» **What you have to do**
Every record below is to be restated verbatim, though its images are not.

BEGIN Supplied records

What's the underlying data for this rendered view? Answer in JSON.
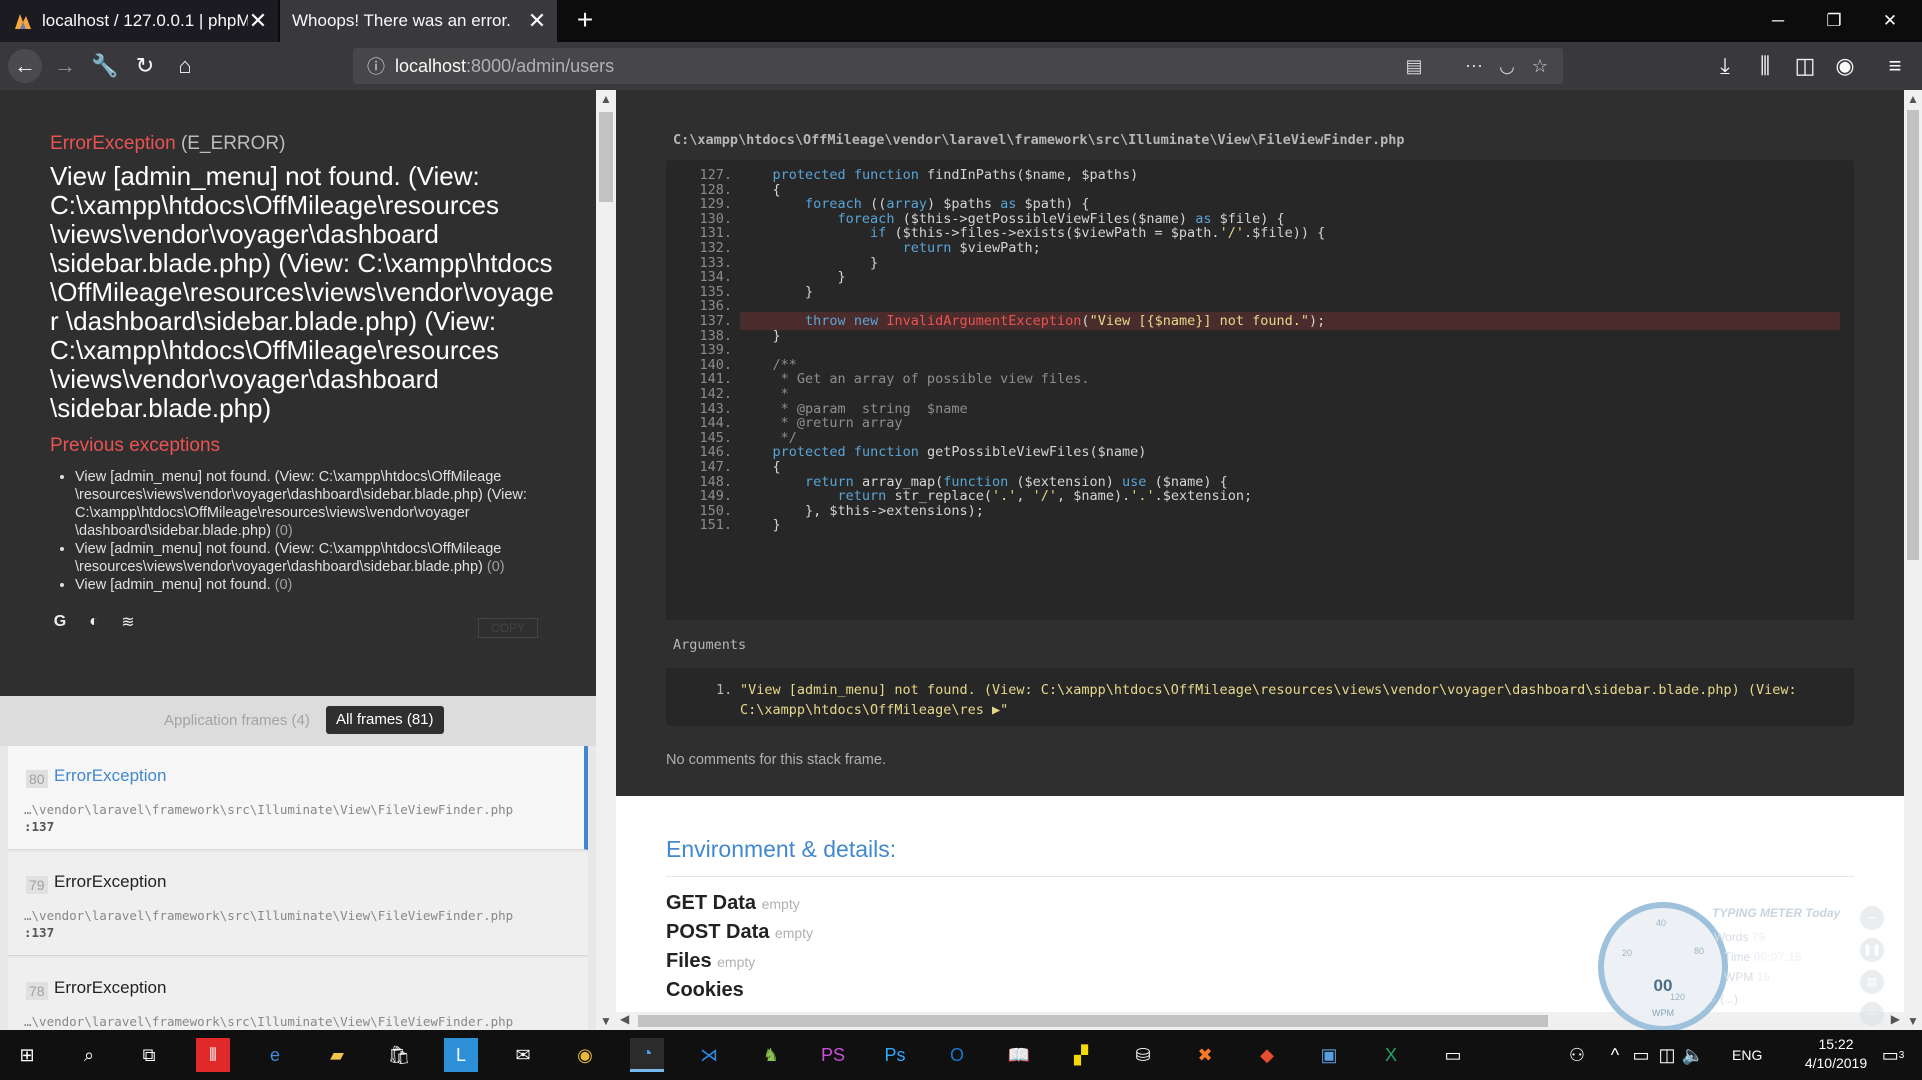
{
  "browser": {
    "tabs": [
      {
        "title": "localhost / 127.0.0.1 | phpMyAd",
        "active": false
      },
      {
        "title": "Whoops! There was an error.",
        "active": true
      }
    ],
    "url_host": "localhost",
    "url_rest": ":8000/admin/users"
  },
  "error": {
    "class": "ErrorException",
    "type": "(E_ERROR)",
    "message": "View [admin_menu] not found. (View: C:\\xampp\\htdocs\\OffMileage\\resources \\views\\vendor\\voyager\\dashboard \\sidebar.blade.php) (View: C:\\xampp\\htdocs \\OffMileage\\resources\\views\\vendor\\voyager \\dashboard\\sidebar.blade.php) (View: C:\\xampp\\htdocs\\OffMileage\\resources \\views\\vendor\\voyager\\dashboard \\sidebar.blade.php)",
    "previous_title": "Previous exceptions",
    "previous": [
      {
        "text": "View [admin_menu] not found. (View: C:\\xampp\\htdocs\\OffMileage \\resources\\views\\vendor\\voyager\\dashboard\\sidebar.blade.php) (View: C:\\xampp\\htdocs\\OffMileage\\resources\\views\\vendor\\voyager \\dashboard\\sidebar.blade.php)",
        "count": "(0)"
      },
      {
        "text": "View [admin_menu] not found. (View: C:\\xampp\\htdocs\\OffMileage \\resources\\views\\vendor\\voyager\\dashboard\\sidebar.blade.php)",
        "count": "(0)"
      },
      {
        "text": "View [admin_menu] not found.",
        "count": "(0)"
      }
    ],
    "copy_label": "COPY"
  },
  "frames_filter": {
    "app": "Application frames (4)",
    "all": "All frames (81)"
  },
  "frames": [
    {
      "num": "80",
      "name": "ErrorException",
      "path": "…\\vendor\\laravel\\framework\\src\\Illuminate\\View\\FileViewFinder.php",
      "line": ":137"
    },
    {
      "num": "79",
      "name": "ErrorException",
      "path": "…\\vendor\\laravel\\framework\\src\\Illuminate\\View\\FileViewFinder.php",
      "line": ":137"
    },
    {
      "num": "78",
      "name": "ErrorException",
      "path": "…\\vendor\\laravel\\framework\\src\\Illuminate\\View\\FileViewFinder.php",
      "line": ""
    }
  ],
  "code": {
    "file": "C:\\xampp\\htdocs\\OffMileage\\vendor\\laravel\\framework\\src\\Illuminate\\View\\FileViewFinder.php",
    "lines": [
      {
        "n": "127.",
        "t": "    protected function findInPaths($name, $paths)"
      },
      {
        "n": "128.",
        "t": "    {"
      },
      {
        "n": "129.",
        "t": "        foreach ((array) $paths as $path) {"
      },
      {
        "n": "130.",
        "t": "            foreach ($this->getPossibleViewFiles($name) as $file) {"
      },
      {
        "n": "131.",
        "t": "                if ($this->files->exists($viewPath = $path.'/'.$file)) {"
      },
      {
        "n": "132.",
        "t": "                    return $viewPath;"
      },
      {
        "n": "133.",
        "t": "                }"
      },
      {
        "n": "134.",
        "t": "            }"
      },
      {
        "n": "135.",
        "t": "        }"
      },
      {
        "n": "136.",
        "t": ""
      },
      {
        "n": "137.",
        "t": "        throw new InvalidArgumentException(\"View [{$name}] not found.\");"
      },
      {
        "n": "138.",
        "t": "    }"
      },
      {
        "n": "139.",
        "t": ""
      },
      {
        "n": "140.",
        "t": "    /**"
      },
      {
        "n": "141.",
        "t": "     * Get an array of possible view files."
      },
      {
        "n": "142.",
        "t": "     *"
      },
      {
        "n": "143.",
        "t": "     * @param  string  $name"
      },
      {
        "n": "144.",
        "t": "     * @return array"
      },
      {
        "n": "145.",
        "t": "     */"
      },
      {
        "n": "146.",
        "t": "    protected function getPossibleViewFiles($name)"
      },
      {
        "n": "147.",
        "t": "    {"
      },
      {
        "n": "148.",
        "t": "        return array_map(function ($extension) use ($name) {"
      },
      {
        "n": "149.",
        "t": "            return str_replace('.', '/', $name).'.'.$extension;"
      },
      {
        "n": "150.",
        "t": "        }, $this->extensions);"
      },
      {
        "n": "151.",
        "t": "    }"
      }
    ],
    "highlight": "137."
  },
  "arguments": {
    "title": "Arguments",
    "items": [
      {
        "n": "1.",
        "value": "\"View [admin_menu] not found. (View: C:\\xampp\\htdocs\\OffMileage\\resources\\views\\vendor\\voyager\\dashboard\\sidebar.blade.php) (View: C:\\xampp\\htdocs\\OffMileage\\res ▶\""
      }
    ]
  },
  "no_comments": "No comments for this stack frame.",
  "environment": {
    "title": "Environment & details:",
    "sections": [
      {
        "name": "GET Data",
        "state": "empty"
      },
      {
        "name": "POST Data",
        "state": "empty"
      },
      {
        "name": "Files",
        "state": "empty"
      },
      {
        "name": "Cookies",
        "state": ""
      }
    ]
  },
  "typing_meter": {
    "title": "TYPING METER Today",
    "words_label": "Words",
    "words": "79",
    "time_label": "Time",
    "time": "00:07:15",
    "wpm_label": "WPM",
    "wpm": "16",
    "gauge_value": "00",
    "gauge_label": "WPM",
    "ticks": [
      "20",
      "40",
      "80",
      "120"
    ],
    "search": "⌕ (...)"
  },
  "taskbar": {
    "lang": "ENG",
    "time": "15:22",
    "date": "4/10/2019",
    "notifications": "3"
  },
  "colors": {
    "accent": "#4288ce",
    "error": "#e95353"
  }
}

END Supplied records

» **Response to this task**
What's the underlying data for this rendered view? Answer in JSON.
{
  "browser": {
    "tabs": [
      {
        "title": "localhost / 127.0.0.1 | phpMyAd",
        "active": false
      },
      {
        "title": "Whoops! There was an error.",
        "active": true
      }
    ],
    "url_host": "localhost",
    "url_rest": ":8000/admin/users"
  },
  "error": {
    "class": "ErrorException",
    "type": "(E_ERROR)",
    "message": "View [admin_menu] not found. (View: C:\\xampp\\htdocs\\OffMileage\\resources \\views\\vendor\\voyager\\dashboard \\sidebar.blade.php) (View: C:\\xampp\\htdocs \\OffMileage\\resources\\views\\vendor\\voyager \\dashboard\\sidebar.blade.php) (View: C:\\xampp\\htdocs\\OffMileage\\resources \\views\\vendor\\voyager\\dashboard \\sidebar.blade.php)",
    "previous_title": "Previous exceptions",
    "previous": [
      {
        "text": "View [admin_menu] not found. (View: C:\\xampp\\htdocs\\OffMileage \\resources\\views\\vendor\\voyager\\dashboard\\sidebar.blade.php) (View: C:\\xampp\\htdocs\\OffMileage\\resources\\views\\vendor\\voyager \\dashboard\\sidebar.blade.php)",
        "count": "(0)"
      },
      {
        "text": "View [admin_menu] not found. (View: C:\\xampp\\htdocs\\OffMileage \\resources\\views\\vendor\\voyager\\dashboard\\sidebar.blade.php)",
        "count": "(0)"
      },
      {
        "text": "View [admin_menu] not found.",
        "count": "(0)"
      }
    ],
    "copy_label": "COPY"
  },
  "frames_filter": {
    "app": "Application frames (4)",
    "all": "All frames (81)"
  },
  "frames": [
    {
      "num": "80",
      "name": "ErrorException",
      "path": "…\\vendor\\laravel\\framework\\src\\Illuminate\\View\\FileViewFinder.php",
      "line": ":137"
    },
    {
      "num": "79",
      "name": "ErrorException",
      "path": "…\\vendor\\laravel\\framework\\src\\Illuminate\\View\\FileViewFinder.php",
      "line": ":137"
    },
    {
      "num": "78",
      "name": "ErrorException",
      "path": "…\\vendor\\laravel\\framework\\src\\Illuminate\\View\\FileViewFinder.php",
      "line": ""
    }
  ],
  "code": {
    "file": "C:\\xampp\\htdocs\\OffMileage\\vendor\\laravel\\framework\\src\\Illuminate\\View\\FileViewFinder.php",
    "lines": [
      {
        "n": "127.",
        "t": "    protected function findInPaths($name, $paths)"
      },
      {
        "n": "128.",
        "t": "    {"
      },
      {
        "n": "129.",
        "t": "        foreach ((array) $paths as $path) {"
      },
      {
        "n": "130.",
        "t": "            foreach ($this->getPossibleViewFiles($name) as $file) {"
      },
      {
        "n": "131.",
        "t": "                if ($this->files->exists($viewPath = $path.'/'.$file)) {"
      },
      {
        "n": "132.",
        "t": "                    return $viewPath;"
      },
      {
        "n": "133.",
        "t": "                }"
      },
      {
        "n": "134.",
        "t": "            }"
      },
      {
        "n": "135.",
        "t": "        }"
      },
      {
        "n": "136.",
        "t": ""
      },
      {
        "n": "137.",
        "t": "        throw new InvalidArgumentException(\"View [{$name}] not found.\");"
      },
      {
        "n": "138.",
        "t": "    }"
      },
      {
        "n": "139.",
        "t": ""
      },
      {
        "n": "140.",
        "t": "    /**"
      },
      {
        "n": "141.",
        "t": "     * Get an array of possible view files."
      },
      {
        "n": "142.",
        "t": "     *"
      },
      {
        "n": "143.",
        "t": "     * @param  string  $name"
      },
      {
        "n": "144.",
        "t": "     * @return array"
      },
      {
        "n": "145.",
        "t": "     */"
      },
      {
        "n": "146.",
        "t": "    protected function getPossibleViewFiles($name)"
      },
      {
        "n": "147.",
        "t": "    {"
      },
      {
        "n": "148.",
        "t": "        return array_map(function ($extension) use ($name) {"
      },
      {
        "n": "149.",
        "t": "            return str_replace('.', '/', $name).'.'.$extension;"
      },
      {
        "n": "150.",
        "t": "        }, $this->extensions);"
      },
      {
        "n": "151.",
        "t": "    }"
      }
    ],
    "highlight": "137."
  },
  "arguments": {
    "title": "Arguments",
    "items": [
      {
        "n": "1.",
        "value": "\"View [admin_menu] not found. (View: C:\\xampp\\htdocs\\OffMileage\\resources\\views\\vendor\\voyager\\dashboard\\sidebar.blade.php) (View: C:\\xampp\\htdocs\\OffMileage\\res ▶\""
      }
    ]
  },
  "no_comments": "No comments for this stack frame.",
  "environment": {
    "title": "Environment & details:",
    "sections": [
      {
        "name": "GET Data",
        "state": "empty"
      },
      {
        "name": "POST Data",
        "state": "empty"
      },
      {
        "name": "Files",
        "state": "empty"
      },
      {
        "name": "Cookies",
        "state": ""
      }
    ]
  },
  "typing_meter": {
    "title": "TYPING METER Today",
    "words_label": "Words",
    "words": "79",
    "time_label": "Time",
    "time": "00:07:15",
    "wpm_label": "WPM",
    "wpm": "16",
    "gauge_value": "00",
    "gauge_label": "WPM",
    "ticks": [
      "20",
      "40",
      "80",
      "120"
    ],
    "search": "⌕ (...)"
  },
  "taskbar": {
    "lang": "ENG",
    "time": "15:22",
    "date": "4/10/2019",
    "notifications": "3"
  },
  "colors": {
    "accent": "#4288ce",
    "error": "#e95353"
  }
}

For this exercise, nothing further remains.